In addition to Grover, I fell in love with the Berenstain Bears and Dr. Seuss and a host of other colorful books with words that rhymed. I’d go on to discover The Boxcar Children and Ramona the Pest when I was in elementary school. By the time I reached middle school I had found Judy Blume and devoured every book she’d ever written. My sister Evelyn was a voracious reader and would let me borrow books from her well-stocked shelves, which contained a few Harlequin Romances and the entire Flowers in the Attic series by V. C. Andrews.
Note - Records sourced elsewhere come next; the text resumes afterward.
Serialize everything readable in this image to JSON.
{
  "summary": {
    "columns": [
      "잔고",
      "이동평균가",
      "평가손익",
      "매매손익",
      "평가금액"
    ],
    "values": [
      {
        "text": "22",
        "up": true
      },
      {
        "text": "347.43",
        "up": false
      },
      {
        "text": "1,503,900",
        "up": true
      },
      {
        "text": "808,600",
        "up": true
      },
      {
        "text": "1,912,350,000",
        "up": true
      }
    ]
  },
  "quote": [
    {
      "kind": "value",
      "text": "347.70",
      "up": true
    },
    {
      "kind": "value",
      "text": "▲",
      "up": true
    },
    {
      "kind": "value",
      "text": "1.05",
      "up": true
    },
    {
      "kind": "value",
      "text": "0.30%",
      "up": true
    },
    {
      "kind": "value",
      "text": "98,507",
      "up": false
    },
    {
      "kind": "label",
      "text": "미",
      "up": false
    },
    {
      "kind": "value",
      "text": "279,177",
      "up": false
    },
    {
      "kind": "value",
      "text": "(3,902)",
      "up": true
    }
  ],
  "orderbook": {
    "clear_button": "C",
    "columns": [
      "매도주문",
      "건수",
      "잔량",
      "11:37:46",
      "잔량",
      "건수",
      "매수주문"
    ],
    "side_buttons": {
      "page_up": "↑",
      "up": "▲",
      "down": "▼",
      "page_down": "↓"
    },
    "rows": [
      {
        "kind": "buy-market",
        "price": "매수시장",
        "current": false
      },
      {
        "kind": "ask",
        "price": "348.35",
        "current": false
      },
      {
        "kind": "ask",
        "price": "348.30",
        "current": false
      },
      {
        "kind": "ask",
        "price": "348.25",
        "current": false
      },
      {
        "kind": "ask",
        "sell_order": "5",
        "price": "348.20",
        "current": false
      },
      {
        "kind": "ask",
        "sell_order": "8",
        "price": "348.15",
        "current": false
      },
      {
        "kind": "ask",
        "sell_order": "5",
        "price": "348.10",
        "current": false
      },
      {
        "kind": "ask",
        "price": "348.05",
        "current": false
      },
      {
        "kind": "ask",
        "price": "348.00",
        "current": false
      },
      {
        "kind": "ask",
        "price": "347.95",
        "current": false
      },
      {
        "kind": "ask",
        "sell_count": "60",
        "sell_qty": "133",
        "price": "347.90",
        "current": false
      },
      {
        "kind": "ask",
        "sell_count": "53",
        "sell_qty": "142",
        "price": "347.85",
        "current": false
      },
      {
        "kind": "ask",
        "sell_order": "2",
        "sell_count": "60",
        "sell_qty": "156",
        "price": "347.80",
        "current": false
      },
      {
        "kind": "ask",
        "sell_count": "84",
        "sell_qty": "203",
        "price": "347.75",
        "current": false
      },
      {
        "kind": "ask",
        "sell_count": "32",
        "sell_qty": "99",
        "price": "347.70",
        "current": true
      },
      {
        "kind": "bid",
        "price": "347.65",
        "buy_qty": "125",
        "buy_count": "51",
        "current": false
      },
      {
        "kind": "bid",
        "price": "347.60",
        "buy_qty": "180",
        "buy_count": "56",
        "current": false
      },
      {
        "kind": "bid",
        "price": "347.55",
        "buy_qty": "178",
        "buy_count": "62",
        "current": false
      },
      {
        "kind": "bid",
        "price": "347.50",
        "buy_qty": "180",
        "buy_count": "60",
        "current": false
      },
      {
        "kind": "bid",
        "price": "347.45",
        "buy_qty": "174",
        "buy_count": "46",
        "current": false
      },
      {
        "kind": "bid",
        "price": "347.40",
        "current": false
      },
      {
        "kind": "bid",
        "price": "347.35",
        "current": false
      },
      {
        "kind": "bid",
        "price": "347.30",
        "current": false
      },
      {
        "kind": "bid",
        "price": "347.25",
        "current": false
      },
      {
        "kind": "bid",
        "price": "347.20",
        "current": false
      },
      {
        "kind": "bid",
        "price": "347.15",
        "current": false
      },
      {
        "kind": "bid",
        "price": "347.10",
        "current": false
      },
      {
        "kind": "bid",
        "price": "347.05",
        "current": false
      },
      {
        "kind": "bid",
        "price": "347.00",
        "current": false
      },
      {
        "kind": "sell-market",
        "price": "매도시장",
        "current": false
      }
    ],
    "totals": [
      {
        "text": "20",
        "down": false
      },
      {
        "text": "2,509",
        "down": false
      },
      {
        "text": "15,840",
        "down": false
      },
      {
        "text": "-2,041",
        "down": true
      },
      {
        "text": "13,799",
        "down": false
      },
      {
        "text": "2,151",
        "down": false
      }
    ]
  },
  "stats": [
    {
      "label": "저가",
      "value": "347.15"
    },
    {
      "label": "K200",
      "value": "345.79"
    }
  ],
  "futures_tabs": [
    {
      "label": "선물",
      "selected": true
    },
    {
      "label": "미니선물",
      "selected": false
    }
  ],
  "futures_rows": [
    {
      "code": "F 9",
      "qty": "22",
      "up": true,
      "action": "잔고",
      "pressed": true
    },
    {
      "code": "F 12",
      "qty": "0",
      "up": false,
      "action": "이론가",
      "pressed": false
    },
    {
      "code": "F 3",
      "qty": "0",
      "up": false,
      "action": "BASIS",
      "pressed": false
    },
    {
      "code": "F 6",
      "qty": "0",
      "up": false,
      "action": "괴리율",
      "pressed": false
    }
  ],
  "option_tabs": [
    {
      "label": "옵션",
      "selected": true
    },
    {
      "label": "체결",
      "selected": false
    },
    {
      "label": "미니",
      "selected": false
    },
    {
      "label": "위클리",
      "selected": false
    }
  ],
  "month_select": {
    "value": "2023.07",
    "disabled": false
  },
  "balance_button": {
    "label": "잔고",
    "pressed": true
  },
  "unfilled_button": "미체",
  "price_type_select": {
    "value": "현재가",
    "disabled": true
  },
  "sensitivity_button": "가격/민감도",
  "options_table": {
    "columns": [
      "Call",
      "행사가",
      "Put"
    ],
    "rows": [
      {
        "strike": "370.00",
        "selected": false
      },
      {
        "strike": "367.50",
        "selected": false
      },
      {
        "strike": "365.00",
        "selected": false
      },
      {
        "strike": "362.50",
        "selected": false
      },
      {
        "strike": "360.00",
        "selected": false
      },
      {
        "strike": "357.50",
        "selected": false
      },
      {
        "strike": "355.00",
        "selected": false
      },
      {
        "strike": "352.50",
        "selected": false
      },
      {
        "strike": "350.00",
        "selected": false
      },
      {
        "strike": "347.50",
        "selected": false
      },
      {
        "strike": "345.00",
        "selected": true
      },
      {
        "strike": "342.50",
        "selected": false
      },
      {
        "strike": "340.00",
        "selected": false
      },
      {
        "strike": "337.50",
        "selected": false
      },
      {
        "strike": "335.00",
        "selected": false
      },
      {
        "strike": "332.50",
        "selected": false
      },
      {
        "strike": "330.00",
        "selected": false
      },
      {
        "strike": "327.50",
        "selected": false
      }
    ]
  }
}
In high school I dragged myself toward the summer reading list I needed to complete to be ready for my advanced English classes in the fall. At that stage in my development, I preferred books that mirrored my reality, and I didn’t think my teachers would include anything that would interest me. To my surprise, I couldn’t get enough of Wuthering Heights and Tess of the d’Urbervilles. Watership Down captured my imagination in a way I didn’t expect. They weren’t mirrors, but windows into another world, the temporary escape from real life that I needed. Then one summer, I took a long look at the choices on the list and chose Richard Wright’s Native Son, which introduced me to what some young Black boys in the city faced. It raised questions of racial inequality and economic despair. I can still remember Bigger Thomas’s fear rising from the pages of that paperback like smoke. With that book in my hand, I was completely at Wright’s mercy, and my love for reading was solidified.
These mentors, these books of mine, spoke in no uncertain terms about the value system that should guide a life worth living. From an early age, my moral compass was set toward considering the most vulnerable members of the community. Through a confluence of situations and explicit instruction, I internalized a lesson that would shape my entire life: how we treat those with the least power and influence will ultimately define us. My mentors, on the page and in real life, fervently taught that at the end of the day, it is not about protecting the rich and the elite or positioning them to gather more wealth. It is the opposite end of the income spectrum that needs our attention most. Turning our backs on the poor is not only callous but foolish, since we are all inextricably tied to one another as citizens of one nation, one planet. No man is an island, and the quality of life experienced by the poor is not so much a referendum on their lack of ambition as an indictment of the privileged and the comfortable.